REQUIRED ACTION: Search the listing for the word "name" and say how many lines have it, nothing besides.

THE DATA:
-- -- --

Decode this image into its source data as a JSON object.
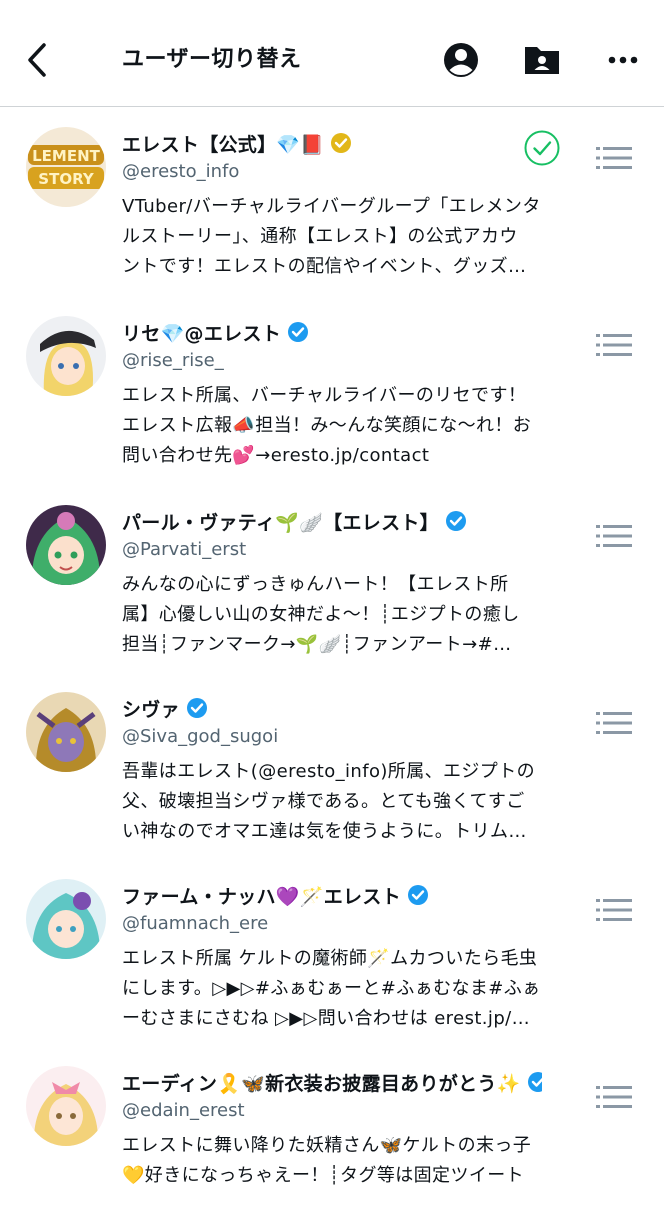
{
  "header": {
    "title": "ユーザー切り替え",
    "icons": [
      "back-icon",
      "account-icon",
      "folder-user-icon",
      "more-icon"
    ]
  },
  "colors": {
    "verified_blue": "#1d9bf0",
    "verified_gold": "#e2b719",
    "handle_gray": "#536471",
    "selected_green": "#17bf63",
    "menu_gray": "#8b98a5"
  },
  "users": [
    {
      "name": "エレスト【公式】💎📕",
      "handle": "@eresto_info",
      "badge": "gold",
      "selected": true,
      "bio": [
        "VTuber/バーチャルライバーグループ「エレメンタ",
        "ルストーリー」、通称【エレスト】の公式アカウ",
        "ントです！エレストの配信やイベント、グッズ…"
      ]
    },
    {
      "name": "リセ💎@エレスト",
      "handle": "@rise_rise_",
      "badge": "blue",
      "selected": false,
      "bio": [
        "エレスト所属、バーチャルライバーのリセです！",
        "エレスト広報📣担当！み〜んな笑顔にな〜れ！お",
        "問い合わせ先💕→eresto.jp/contact"
      ]
    },
    {
      "name": "パール・ヴァティ🌱🪽【エレスト】",
      "handle": "@Parvati_erst",
      "badge": "blue",
      "selected": false,
      "bio": [
        "みんなの心にずっきゅんハート！【エレスト所",
        "属】心優しい山の女神だよ〜！┊エジプトの癒し",
        "担当┊ファンマーク→🌱🪽┊ファンアート→#…"
      ]
    },
    {
      "name": "シヴァ",
      "handle": "@Siva_god_sugoi",
      "badge": "blue",
      "selected": false,
      "bio": [
        "吾輩はエレスト(@eresto_info)所属、エジプトの",
        "父、破壊担当シヴァ様である。とても強くてすご",
        "い神なのでオマエ達は気を使うように。トリム…"
      ]
    },
    {
      "name": "ファーム・ナッハ💜🪄エレスト",
      "handle": "@fuamnach_ere",
      "badge": "blue",
      "selected": false,
      "bio": [
        "エレスト所属 ケルトの魔術師🪄ムカついたら毛虫",
        "にします。▷▶▷#ふぁむぁーと#ふぁむなま#ふぁ",
        "ーむさまにさむね ▷▶▷問い合わせは erest.jp/…"
      ]
    },
    {
      "name": "エーディン🎗️🦋新衣装お披露目ありがとう✨",
      "handle": "@edain_erest",
      "badge": "blue",
      "selected": false,
      "bio": [
        "エレストに舞い降りた妖精さん🦋ケルトの末っ子",
        "💛好きになっちゃえー！┊タグ等は固定ツイート"
      ]
    }
  ]
}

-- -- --

REPLY TO THE TASK: 6